» **Your instructions**: Please work out how many lines in the data below contain "Enabled", and reply with that number alone.
BEGIN
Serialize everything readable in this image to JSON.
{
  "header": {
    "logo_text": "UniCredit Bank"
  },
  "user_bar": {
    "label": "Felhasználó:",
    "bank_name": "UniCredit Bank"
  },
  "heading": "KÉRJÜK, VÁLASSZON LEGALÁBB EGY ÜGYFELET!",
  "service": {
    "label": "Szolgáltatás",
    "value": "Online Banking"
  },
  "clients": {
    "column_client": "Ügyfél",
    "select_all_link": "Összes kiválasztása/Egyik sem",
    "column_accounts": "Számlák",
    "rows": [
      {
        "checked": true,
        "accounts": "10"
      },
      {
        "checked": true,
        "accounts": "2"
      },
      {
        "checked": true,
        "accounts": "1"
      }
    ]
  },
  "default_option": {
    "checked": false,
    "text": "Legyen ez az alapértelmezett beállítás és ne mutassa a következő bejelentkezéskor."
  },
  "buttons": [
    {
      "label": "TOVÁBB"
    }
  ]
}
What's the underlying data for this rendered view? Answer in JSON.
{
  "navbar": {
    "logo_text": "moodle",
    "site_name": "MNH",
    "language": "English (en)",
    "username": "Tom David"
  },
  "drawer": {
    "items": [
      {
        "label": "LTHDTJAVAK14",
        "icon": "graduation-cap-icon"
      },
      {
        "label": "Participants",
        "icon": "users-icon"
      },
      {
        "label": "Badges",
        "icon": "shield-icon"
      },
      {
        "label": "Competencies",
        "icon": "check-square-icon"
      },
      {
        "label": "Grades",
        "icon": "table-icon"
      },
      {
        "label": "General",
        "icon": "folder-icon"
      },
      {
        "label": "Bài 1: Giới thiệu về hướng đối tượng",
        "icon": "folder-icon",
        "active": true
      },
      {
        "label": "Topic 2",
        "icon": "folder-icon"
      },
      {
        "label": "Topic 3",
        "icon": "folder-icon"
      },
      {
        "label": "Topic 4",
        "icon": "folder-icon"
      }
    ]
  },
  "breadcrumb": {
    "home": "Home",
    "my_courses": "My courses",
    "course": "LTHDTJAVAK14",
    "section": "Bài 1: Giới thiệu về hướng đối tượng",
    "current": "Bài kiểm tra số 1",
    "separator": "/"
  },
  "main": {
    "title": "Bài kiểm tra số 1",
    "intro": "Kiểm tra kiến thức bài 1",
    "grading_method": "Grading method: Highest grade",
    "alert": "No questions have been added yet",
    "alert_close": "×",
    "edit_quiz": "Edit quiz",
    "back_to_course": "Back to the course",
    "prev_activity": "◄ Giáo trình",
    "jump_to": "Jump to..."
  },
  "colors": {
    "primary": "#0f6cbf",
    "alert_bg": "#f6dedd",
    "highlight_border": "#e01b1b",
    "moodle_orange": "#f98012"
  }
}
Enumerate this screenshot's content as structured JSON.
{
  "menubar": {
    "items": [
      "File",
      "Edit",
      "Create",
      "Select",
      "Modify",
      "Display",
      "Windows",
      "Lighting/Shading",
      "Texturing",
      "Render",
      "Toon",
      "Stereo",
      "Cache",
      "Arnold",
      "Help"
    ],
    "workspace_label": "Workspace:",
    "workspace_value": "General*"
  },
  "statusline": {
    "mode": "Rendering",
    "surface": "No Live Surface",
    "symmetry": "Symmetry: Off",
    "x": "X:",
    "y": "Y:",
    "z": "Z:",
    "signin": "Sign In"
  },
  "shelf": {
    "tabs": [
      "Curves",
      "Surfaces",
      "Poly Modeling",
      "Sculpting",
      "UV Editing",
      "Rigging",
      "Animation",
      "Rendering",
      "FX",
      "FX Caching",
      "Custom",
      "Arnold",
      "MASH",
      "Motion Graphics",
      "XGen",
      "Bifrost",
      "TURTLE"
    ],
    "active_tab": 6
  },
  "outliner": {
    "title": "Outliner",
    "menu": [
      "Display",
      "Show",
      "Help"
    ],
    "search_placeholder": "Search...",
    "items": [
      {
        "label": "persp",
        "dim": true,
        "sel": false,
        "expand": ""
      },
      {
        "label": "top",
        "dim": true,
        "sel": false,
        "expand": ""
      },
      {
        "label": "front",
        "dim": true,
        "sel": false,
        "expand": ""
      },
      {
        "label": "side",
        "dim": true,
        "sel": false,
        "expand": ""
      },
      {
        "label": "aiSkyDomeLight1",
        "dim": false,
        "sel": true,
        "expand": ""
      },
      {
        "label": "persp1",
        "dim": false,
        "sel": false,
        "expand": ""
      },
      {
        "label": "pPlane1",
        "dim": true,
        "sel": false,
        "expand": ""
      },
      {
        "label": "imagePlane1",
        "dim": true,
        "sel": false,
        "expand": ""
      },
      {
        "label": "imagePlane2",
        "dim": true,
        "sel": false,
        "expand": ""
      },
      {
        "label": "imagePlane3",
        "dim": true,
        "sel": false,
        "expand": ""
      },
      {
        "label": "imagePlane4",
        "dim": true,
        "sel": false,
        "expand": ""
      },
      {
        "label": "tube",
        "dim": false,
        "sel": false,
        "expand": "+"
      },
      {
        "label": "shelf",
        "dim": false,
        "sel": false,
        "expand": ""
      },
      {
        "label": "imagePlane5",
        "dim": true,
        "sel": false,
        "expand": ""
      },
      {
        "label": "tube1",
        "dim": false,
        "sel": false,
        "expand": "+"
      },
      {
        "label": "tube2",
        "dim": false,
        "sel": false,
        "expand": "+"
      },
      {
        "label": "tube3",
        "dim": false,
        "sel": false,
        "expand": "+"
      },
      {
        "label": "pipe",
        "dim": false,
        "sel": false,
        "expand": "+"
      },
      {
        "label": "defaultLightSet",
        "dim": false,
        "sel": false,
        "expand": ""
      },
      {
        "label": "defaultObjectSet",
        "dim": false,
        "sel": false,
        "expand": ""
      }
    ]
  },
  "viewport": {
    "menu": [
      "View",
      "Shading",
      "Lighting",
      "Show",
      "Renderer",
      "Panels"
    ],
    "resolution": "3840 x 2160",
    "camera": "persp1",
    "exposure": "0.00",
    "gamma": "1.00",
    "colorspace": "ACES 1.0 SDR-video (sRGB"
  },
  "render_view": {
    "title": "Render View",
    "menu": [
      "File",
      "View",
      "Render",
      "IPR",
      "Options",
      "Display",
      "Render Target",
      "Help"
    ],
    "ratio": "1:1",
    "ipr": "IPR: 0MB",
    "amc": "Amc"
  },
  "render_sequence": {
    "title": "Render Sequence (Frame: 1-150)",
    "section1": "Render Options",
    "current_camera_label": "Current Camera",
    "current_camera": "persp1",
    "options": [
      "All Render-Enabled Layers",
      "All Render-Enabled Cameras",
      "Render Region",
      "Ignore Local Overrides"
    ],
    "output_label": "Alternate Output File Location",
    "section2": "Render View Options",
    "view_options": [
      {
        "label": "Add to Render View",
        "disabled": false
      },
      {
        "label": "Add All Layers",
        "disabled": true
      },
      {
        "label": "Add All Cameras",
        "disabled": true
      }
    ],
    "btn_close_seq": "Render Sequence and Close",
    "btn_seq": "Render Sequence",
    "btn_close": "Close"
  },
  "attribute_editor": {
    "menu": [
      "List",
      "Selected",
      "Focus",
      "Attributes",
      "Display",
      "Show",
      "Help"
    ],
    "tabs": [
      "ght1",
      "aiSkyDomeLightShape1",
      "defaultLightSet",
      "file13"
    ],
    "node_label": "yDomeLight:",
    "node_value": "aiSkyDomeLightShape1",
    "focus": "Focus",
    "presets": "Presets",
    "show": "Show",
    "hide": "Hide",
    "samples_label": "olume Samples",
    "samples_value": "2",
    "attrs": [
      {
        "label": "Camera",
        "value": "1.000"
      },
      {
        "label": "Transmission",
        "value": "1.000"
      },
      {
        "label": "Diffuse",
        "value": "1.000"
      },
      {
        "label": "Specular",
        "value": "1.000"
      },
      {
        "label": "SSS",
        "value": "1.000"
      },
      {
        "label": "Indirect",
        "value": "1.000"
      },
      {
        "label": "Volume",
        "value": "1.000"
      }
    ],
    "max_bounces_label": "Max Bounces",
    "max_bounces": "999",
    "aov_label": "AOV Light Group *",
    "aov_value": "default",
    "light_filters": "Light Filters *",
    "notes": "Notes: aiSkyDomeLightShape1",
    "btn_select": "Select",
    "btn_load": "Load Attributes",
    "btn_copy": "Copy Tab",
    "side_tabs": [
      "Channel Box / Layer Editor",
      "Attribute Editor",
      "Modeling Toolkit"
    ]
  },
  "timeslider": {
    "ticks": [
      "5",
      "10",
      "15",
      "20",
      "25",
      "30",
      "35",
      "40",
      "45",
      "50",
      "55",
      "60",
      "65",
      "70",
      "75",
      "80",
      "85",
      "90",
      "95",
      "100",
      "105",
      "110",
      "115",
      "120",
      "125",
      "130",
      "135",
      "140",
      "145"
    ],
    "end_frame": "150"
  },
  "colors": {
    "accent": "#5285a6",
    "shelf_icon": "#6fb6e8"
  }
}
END
» **Answer to this exercise**: 2